Employers should provide a pregnant employee with a personnel-monitoring device (dosimeter) to wear at all times while in the office. Results from the dosimeter can be provided to the employee and kept in the employee’s medical record. Employers can inform an employee of the risks of radiation exposure by providing a copy of Section XIII of the Radiation Safety in Dental Practice – A Study Guide, available on cda.org/practicesupport.

For pregnancy leave requirements, dentists can view the California Department of Fair Employment and Housing brochure, “Pregnancy Leave,” DFEH-186 (11-14), which is available at dfeh.ca.gov.

After a pregnancy disability leave or transfer, an employee is guaranteed a return to the same position and can request the guarantee in writing. If her same position is no longer available, such as in a layoff due to plant closure, the employer must offer a position that is comparable in terms of pay, location, benefits, working conditions, job content and promotional opportunities, unless the employer can prove that no comparable position exists, according to Corbo.

“As an employer, a dentist should be aware of legal and practical considerations affecting pregnant employees and those trying to conceive. It is wise to prepare office systems and procedures in advance so that your office will run more smoothly when one of your staff members announces that she is expecting,” Corbo said.

State law requires every employer to provide a reasonable amount of time to accommodate an employee who desires to express breast milk for her infant child. If possible, the time used to express milk should be at the same time as the rest break already provided to the employee. If they do not occur concurrently, the time used for expressing milk that does not occur during the allowed rest break time shall be unpaid.

An employer must also make reasonable efforts to provide the employee with the use of a room or other location, other than a toilet stall, in close proximity to the employee’s work area, for the employee to express milk in private. 

“In the course of your role as an employer, you will likely encounter a pregnancy leave of absence. You must do your due diligence and follow all disability laws. The cost of not providing the leave for your employees could be very costly to your practice,” Corbo said.

For more information on fair employment, visit dfeh.ca.gov. For a list of vendors of personnel monitors for radiation, nitrous oxide and other chemicals, visit cda.org/practicesupport.

Related Items

Many dental practices, because of their small size, may not be required to provide benefits to employees under the Family and Medical Leave Act (FMLA) or the California Family Rights Act. However, there may be other laws that do apply to employee leave. We have listed the four types of leaves for baby bonding/pregnancy that dentists and their staff should be aware of as well as a description of who is eligible and the amount of leave available under each type.
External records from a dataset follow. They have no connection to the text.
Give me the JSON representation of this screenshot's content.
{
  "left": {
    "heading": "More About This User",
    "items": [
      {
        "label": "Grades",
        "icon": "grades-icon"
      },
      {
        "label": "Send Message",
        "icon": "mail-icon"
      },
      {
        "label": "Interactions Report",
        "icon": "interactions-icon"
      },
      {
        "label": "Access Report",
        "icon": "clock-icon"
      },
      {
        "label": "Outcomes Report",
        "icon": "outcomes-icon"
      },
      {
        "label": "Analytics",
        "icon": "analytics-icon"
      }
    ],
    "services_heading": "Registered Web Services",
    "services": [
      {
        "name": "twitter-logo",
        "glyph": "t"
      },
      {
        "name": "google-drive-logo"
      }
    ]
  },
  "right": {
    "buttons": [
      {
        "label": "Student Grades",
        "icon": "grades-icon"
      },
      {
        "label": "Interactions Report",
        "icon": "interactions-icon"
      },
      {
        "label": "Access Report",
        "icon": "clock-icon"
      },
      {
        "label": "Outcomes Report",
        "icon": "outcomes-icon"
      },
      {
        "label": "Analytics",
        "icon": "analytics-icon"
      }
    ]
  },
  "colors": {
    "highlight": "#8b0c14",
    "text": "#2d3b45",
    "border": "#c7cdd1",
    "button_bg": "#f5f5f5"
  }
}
CDA Regulatory Compliance Manual
This guide  includes excerpts from California Radiation Control Regulations Title 17. Dental practices with x-ray equipment are required to have a copy of this guide or a copy of Title 17. They also are required to have a written radiation safety program. A template for a radiation safety program is included in the guide, as well as information to provide pregnant employees. This guide is part of the CDA Regulatory Compliance Manual. Updated December 2014